The company said in a statement: “We continue to experience some natural gas curtailments to our Trinidad facilities due to a mismatch between upstream commitments to supply the Natural Gas Company of Trinidad and Tobago (NGC) and downstream demand from NGC’s customers, which becomes apparent when an upstream supplier has a technical issue or planned maintenance that reduces gas delivery.

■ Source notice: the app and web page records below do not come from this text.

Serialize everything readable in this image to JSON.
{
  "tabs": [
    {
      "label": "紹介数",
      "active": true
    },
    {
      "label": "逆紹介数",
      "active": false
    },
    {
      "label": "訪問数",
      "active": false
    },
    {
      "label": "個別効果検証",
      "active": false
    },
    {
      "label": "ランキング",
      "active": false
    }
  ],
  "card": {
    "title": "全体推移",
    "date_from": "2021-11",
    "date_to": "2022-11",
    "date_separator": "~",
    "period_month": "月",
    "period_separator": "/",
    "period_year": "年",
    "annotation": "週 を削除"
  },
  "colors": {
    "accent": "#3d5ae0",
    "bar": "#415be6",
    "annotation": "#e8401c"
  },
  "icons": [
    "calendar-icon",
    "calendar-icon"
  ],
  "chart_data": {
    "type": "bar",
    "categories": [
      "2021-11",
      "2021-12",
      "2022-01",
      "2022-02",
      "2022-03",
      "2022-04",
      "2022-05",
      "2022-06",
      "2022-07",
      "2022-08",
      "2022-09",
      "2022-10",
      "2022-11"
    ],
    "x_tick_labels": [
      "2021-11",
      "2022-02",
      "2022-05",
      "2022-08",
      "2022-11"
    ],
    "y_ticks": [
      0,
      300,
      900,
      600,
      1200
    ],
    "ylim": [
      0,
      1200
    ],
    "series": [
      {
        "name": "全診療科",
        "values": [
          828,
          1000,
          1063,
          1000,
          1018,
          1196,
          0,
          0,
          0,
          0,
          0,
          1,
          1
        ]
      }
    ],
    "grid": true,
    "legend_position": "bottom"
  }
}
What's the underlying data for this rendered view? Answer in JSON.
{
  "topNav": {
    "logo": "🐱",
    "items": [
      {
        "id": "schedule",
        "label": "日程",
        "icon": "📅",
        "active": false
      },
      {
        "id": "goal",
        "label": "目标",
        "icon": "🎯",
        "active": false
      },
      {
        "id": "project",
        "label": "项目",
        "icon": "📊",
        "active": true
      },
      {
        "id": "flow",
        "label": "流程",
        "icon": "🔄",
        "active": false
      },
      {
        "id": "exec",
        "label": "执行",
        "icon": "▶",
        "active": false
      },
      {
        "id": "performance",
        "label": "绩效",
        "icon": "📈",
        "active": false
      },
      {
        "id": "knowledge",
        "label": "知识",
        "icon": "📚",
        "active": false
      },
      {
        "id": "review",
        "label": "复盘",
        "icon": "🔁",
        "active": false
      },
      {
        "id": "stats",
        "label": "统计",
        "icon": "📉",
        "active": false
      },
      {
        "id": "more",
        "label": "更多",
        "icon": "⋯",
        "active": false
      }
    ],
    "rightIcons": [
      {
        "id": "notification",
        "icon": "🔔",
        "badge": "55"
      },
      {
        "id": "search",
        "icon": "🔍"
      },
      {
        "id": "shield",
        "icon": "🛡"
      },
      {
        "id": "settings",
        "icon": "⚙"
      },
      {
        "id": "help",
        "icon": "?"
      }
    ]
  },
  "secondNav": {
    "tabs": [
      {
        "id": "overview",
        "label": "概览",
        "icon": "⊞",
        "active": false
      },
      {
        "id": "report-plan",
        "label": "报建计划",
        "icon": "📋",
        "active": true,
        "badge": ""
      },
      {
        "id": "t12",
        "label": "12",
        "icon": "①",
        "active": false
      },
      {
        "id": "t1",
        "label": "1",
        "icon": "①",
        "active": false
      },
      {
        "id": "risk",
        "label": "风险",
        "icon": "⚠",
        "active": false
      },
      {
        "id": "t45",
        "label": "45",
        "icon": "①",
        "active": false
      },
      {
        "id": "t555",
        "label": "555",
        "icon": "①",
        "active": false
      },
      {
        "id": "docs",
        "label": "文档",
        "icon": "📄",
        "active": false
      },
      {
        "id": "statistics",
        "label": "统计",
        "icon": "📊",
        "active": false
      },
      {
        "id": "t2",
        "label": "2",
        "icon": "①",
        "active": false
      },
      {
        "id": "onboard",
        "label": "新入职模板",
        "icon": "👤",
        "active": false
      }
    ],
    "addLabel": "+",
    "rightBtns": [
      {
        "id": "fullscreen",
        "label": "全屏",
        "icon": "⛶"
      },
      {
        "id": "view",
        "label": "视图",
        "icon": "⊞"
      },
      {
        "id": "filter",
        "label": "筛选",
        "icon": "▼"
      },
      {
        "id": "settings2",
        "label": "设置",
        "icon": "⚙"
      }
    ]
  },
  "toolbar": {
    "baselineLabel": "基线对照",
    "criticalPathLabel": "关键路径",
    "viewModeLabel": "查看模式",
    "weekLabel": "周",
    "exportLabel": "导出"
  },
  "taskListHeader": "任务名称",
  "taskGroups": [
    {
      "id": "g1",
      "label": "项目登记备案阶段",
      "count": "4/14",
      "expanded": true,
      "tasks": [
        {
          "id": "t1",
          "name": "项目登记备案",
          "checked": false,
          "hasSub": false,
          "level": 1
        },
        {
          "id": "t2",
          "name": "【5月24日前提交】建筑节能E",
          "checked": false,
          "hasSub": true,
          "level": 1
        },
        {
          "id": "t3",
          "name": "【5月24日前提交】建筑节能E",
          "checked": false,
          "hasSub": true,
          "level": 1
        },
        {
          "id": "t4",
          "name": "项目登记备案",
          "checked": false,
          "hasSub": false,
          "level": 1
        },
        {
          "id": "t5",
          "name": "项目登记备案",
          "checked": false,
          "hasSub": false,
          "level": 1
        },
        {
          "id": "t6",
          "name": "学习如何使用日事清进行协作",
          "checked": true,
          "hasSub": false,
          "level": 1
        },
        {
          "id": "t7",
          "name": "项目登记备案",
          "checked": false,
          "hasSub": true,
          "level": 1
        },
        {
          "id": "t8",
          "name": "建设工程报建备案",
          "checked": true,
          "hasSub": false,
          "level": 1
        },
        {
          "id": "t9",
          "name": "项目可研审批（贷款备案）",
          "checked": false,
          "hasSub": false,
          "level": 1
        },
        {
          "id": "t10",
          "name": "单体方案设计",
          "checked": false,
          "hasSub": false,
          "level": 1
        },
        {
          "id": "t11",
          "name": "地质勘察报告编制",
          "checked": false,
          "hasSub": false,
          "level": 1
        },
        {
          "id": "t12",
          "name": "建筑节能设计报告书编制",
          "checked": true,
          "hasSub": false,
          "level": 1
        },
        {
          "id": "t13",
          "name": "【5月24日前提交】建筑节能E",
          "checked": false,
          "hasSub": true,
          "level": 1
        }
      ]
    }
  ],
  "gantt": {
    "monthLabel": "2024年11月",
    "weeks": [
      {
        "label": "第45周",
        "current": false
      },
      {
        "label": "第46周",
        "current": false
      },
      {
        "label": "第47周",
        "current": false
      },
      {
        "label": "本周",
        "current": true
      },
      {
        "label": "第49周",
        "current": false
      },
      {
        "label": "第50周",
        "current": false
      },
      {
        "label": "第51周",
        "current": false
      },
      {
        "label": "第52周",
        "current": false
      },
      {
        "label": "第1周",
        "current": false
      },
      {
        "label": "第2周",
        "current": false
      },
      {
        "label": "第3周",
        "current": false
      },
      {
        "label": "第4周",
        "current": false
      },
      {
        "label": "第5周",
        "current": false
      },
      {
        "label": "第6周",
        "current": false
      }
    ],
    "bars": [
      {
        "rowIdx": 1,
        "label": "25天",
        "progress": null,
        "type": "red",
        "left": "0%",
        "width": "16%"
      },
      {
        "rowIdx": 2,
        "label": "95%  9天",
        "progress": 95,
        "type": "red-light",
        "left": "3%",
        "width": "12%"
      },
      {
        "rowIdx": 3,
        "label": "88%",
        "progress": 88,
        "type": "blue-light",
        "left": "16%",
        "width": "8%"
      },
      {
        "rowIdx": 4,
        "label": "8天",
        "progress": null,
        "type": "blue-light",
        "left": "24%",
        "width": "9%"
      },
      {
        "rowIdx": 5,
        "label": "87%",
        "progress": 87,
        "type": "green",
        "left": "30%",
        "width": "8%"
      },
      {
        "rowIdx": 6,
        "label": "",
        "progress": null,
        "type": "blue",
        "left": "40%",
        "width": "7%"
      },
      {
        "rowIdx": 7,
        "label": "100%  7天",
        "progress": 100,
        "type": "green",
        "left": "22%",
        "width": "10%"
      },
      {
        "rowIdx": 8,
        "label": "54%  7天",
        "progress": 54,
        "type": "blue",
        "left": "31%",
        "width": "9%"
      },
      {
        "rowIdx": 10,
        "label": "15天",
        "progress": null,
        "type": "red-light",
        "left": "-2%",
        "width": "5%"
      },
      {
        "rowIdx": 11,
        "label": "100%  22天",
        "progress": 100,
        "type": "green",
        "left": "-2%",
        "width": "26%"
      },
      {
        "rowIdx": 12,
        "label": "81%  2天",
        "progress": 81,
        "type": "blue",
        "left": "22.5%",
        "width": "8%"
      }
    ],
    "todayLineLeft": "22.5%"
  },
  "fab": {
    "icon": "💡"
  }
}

We are engaged with key stakeholders to find a solution to this issue, but in the meantime expect to continue to experience gas curtailments to the Trinidad site.”
Methanex owns 100 per cent of the Titan facility in Point Lisas which an annual production capacity of 875,000 tonnes and a 63.1 per cent interest in the Atlas facility with an annual production capacity of 1,125,000 tonnes (63.1 per cent interest). The company purchases natural gas for its New Zealand, Trinidad and Egypt methanol facilities under natural gas purchase agreements.
The unique terms of each contract include a base price and a variable price component linked to the price of methanol to reduce commodity price risk exposure.
The company posted, for the first quarter of 2014, adjusted earnings before income tax, depreciation and amortization (EBITDA) of US$255 million and adjusted net income of US$160 million (US$1.65 per share on a diluted basis). These figures compare with adjusted EBITDA of US$245 million and adjusted net income of US$167 million (US$1.72 per share on a diluted basis) for the fourth quarter of 2013.
For the first quarter of 2014 compared with the fourth quarter of 2013 and the first quarter of 2013 Methanex-produced methanol costs were higher by US$25 million and US$50 million, respectively, primarily due to the impact of higher realised methanol prices on the variable portion of natural gas costs and changes in the mix of production sold from inventory.
Disclosing a contingent liability, Methanex said: “The Board of Inland Revenue of T&T has issued assessments against Atlas in respect of the 2005, 2006 and 2007 financial years. All subsequent tax years remain open to assessment.
The assessments relate to the pricing arrangements of certain long-term fixed price sales contracts that extend to 2014 and 2019 related to methanol produced by Atlas. Atlas has partial relief from corporation income tax until mid-2014. The company has lodged objections to the assessments. Based on the merits of the cases and legal interpretation, (Methanex) management believes its position should be sustained.”
The statement continued: “We earn the majority of our earnings in Trinidad, Egypt, Chile, Canada and New Zealand. In Trinidad and Chile, the statutory tax rate is 35 per cent and in Egypt, the statutory tax rate is 25 per cent. The statutory rates in Canada and New Zealand are 25 per cent and 28 per cent, respectively. As the Atlas entity is accounted for using the equity method, any income taxes related to Atlas are included in earnings of associate and therefore excluded from total income taxes.”